EXTRACTED RECORDS »
######

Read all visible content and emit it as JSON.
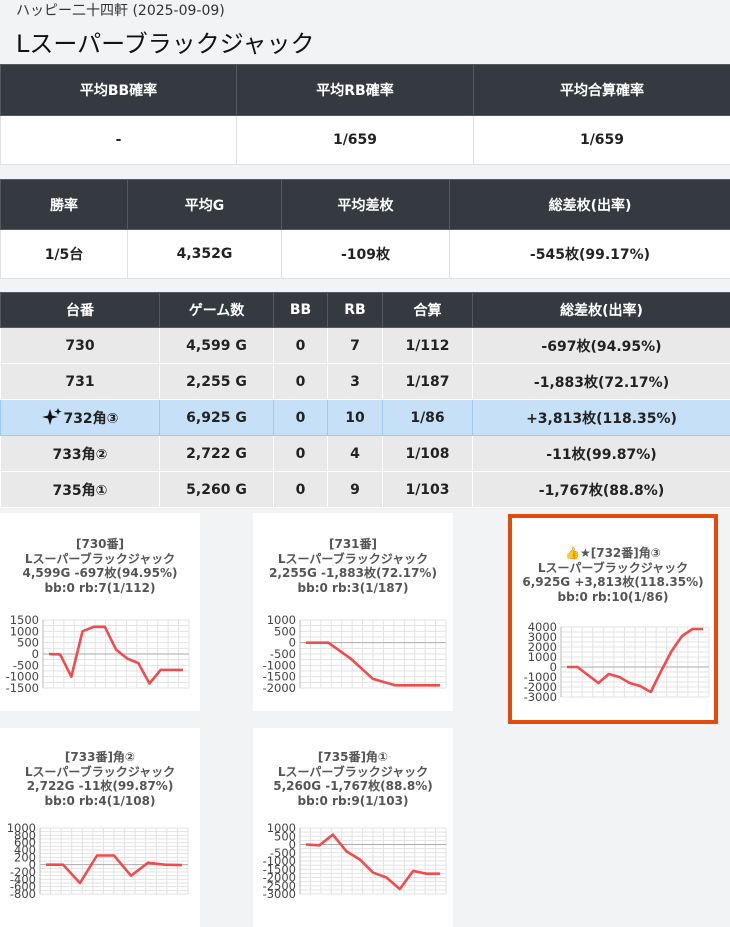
{
  "header": {
    "subtitle": "ハッピー二十四軒 (2025-09-09)",
    "title": "Lスーパーブラックジャック"
  },
  "summary1": {
    "headers": [
      "平均BB確率",
      "平均RB確率",
      "平均合算確率"
    ],
    "values": [
      "-",
      "1/659",
      "1/659"
    ]
  },
  "summary2": {
    "headers": [
      "勝率",
      "平均G",
      "平均差枚",
      "総差枚(出率)"
    ],
    "values": [
      "1/5台",
      "4,352G",
      "-109枚",
      "-545枚(99.17%)"
    ]
  },
  "machines": {
    "headers": [
      "台番",
      "ゲーム数",
      "BB",
      "RB",
      "合算",
      "総差枚(出率)"
    ],
    "highlight_icon": "sparkles-icon",
    "rows": [
      {
        "id": "730",
        "games": "4,599 G",
        "bb": "0",
        "rb": "7",
        "total": "1/112",
        "diff": "-697枚(94.95%)",
        "highlight": false
      },
      {
        "id": "731",
        "games": "2,255 G",
        "bb": "0",
        "rb": "3",
        "total": "1/187",
        "diff": "-1,883枚(72.17%)",
        "highlight": false
      },
      {
        "id": "732角③",
        "games": "6,925 G",
        "bb": "0",
        "rb": "10",
        "total": "1/86",
        "diff": "+3,813枚(118.35%)",
        "highlight": true
      },
      {
        "id": "733角②",
        "games": "2,722 G",
        "bb": "0",
        "rb": "4",
        "total": "1/108",
        "diff": "-11枚(99.87%)",
        "highlight": false
      },
      {
        "id": "735角①",
        "games": "5,260 G",
        "bb": "0",
        "rb": "9",
        "total": "1/103",
        "diff": "-1,767枚(88.8%)",
        "highlight": false
      }
    ]
  },
  "colors": {
    "line": "#f24b4b",
    "highlight_border": "#e34a0e",
    "header_bg": "#343a40",
    "row_highlight": "#c6e1f7"
  },
  "chart_data": [
    {
      "type": "line",
      "lines": [
        "[730番]",
        "Lスーパーブラックジャック",
        "4,599G -697枚(94.95%)",
        "bb:0 rb:7(1/112)"
      ],
      "yticks": [
        1500,
        1000,
        500,
        0,
        -500,
        -1000,
        -1500
      ],
      "ylim": [
        -1500,
        1500
      ],
      "values": [
        0,
        -20,
        -1000,
        1000,
        1200,
        1200,
        200,
        -200,
        -400,
        -1300,
        -700,
        -700,
        -700
      ]
    },
    {
      "type": "line",
      "lines": [
        "[731番]",
        "Lスーパーブラックジャック",
        "2,255G -1,883枚(72.17%)",
        "bb:0 rb:3(1/187)"
      ],
      "yticks": [
        1000,
        500,
        0,
        -500,
        -1000,
        -1500,
        -2000
      ],
      "ylim": [
        -2000,
        1000
      ],
      "values": [
        0,
        0,
        -700,
        -1600,
        -1880,
        -1880,
        -1880
      ]
    },
    {
      "type": "line",
      "lines": [
        "👍★[732番]角③",
        "Lスーパーブラックジャック",
        "6,925G +3,813枚(118.35%)",
        "bb:0 rb:10(1/86)"
      ],
      "yticks": [
        4000,
        3000,
        2000,
        1000,
        0,
        -1000,
        -2000,
        -3000
      ],
      "ylim": [
        -3000,
        4000
      ],
      "values": [
        0,
        0,
        -800,
        -1600,
        -700,
        -1000,
        -1600,
        -1900,
        -2500,
        -400,
        1600,
        3100,
        3800,
        3800
      ]
    },
    {
      "type": "line",
      "lines": [
        "[733番]角②",
        "Lスーパーブラックジャック",
        "2,722G -11枚(99.87%)",
        "bb:0 rb:4(1/108)"
      ],
      "yticks": [
        1000,
        800,
        600,
        400,
        200,
        0,
        -200,
        -400,
        -600,
        -800
      ],
      "ylim": [
        -800,
        1000
      ],
      "values": [
        0,
        0,
        -500,
        250,
        250,
        -300,
        50,
        0,
        -10
      ]
    },
    {
      "type": "line",
      "lines": [
        "[735番]角①",
        "Lスーパーブラックジャック",
        "5,260G -1,767枚(88.8%)",
        "bb:0 rb:9(1/103)"
      ],
      "yticks": [
        1000,
        500,
        0,
        -500,
        -1000,
        -1500,
        -2000,
        -2500,
        -3000
      ],
      "ylim": [
        -3000,
        1000
      ],
      "values": [
        0,
        -50,
        600,
        -400,
        -900,
        -1700,
        -2000,
        -2700,
        -1600,
        -1770,
        -1770
      ]
    }
  ]
}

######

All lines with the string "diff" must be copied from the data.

        "diff": "-697枚(94.95%)",
        "diff": "-1,883枚(72.17%)",
        "diff": "+3,813枚(118.35%)",
        "diff": "-11枚(99.87%)",
        "diff": "-1,767枚(88.8%)",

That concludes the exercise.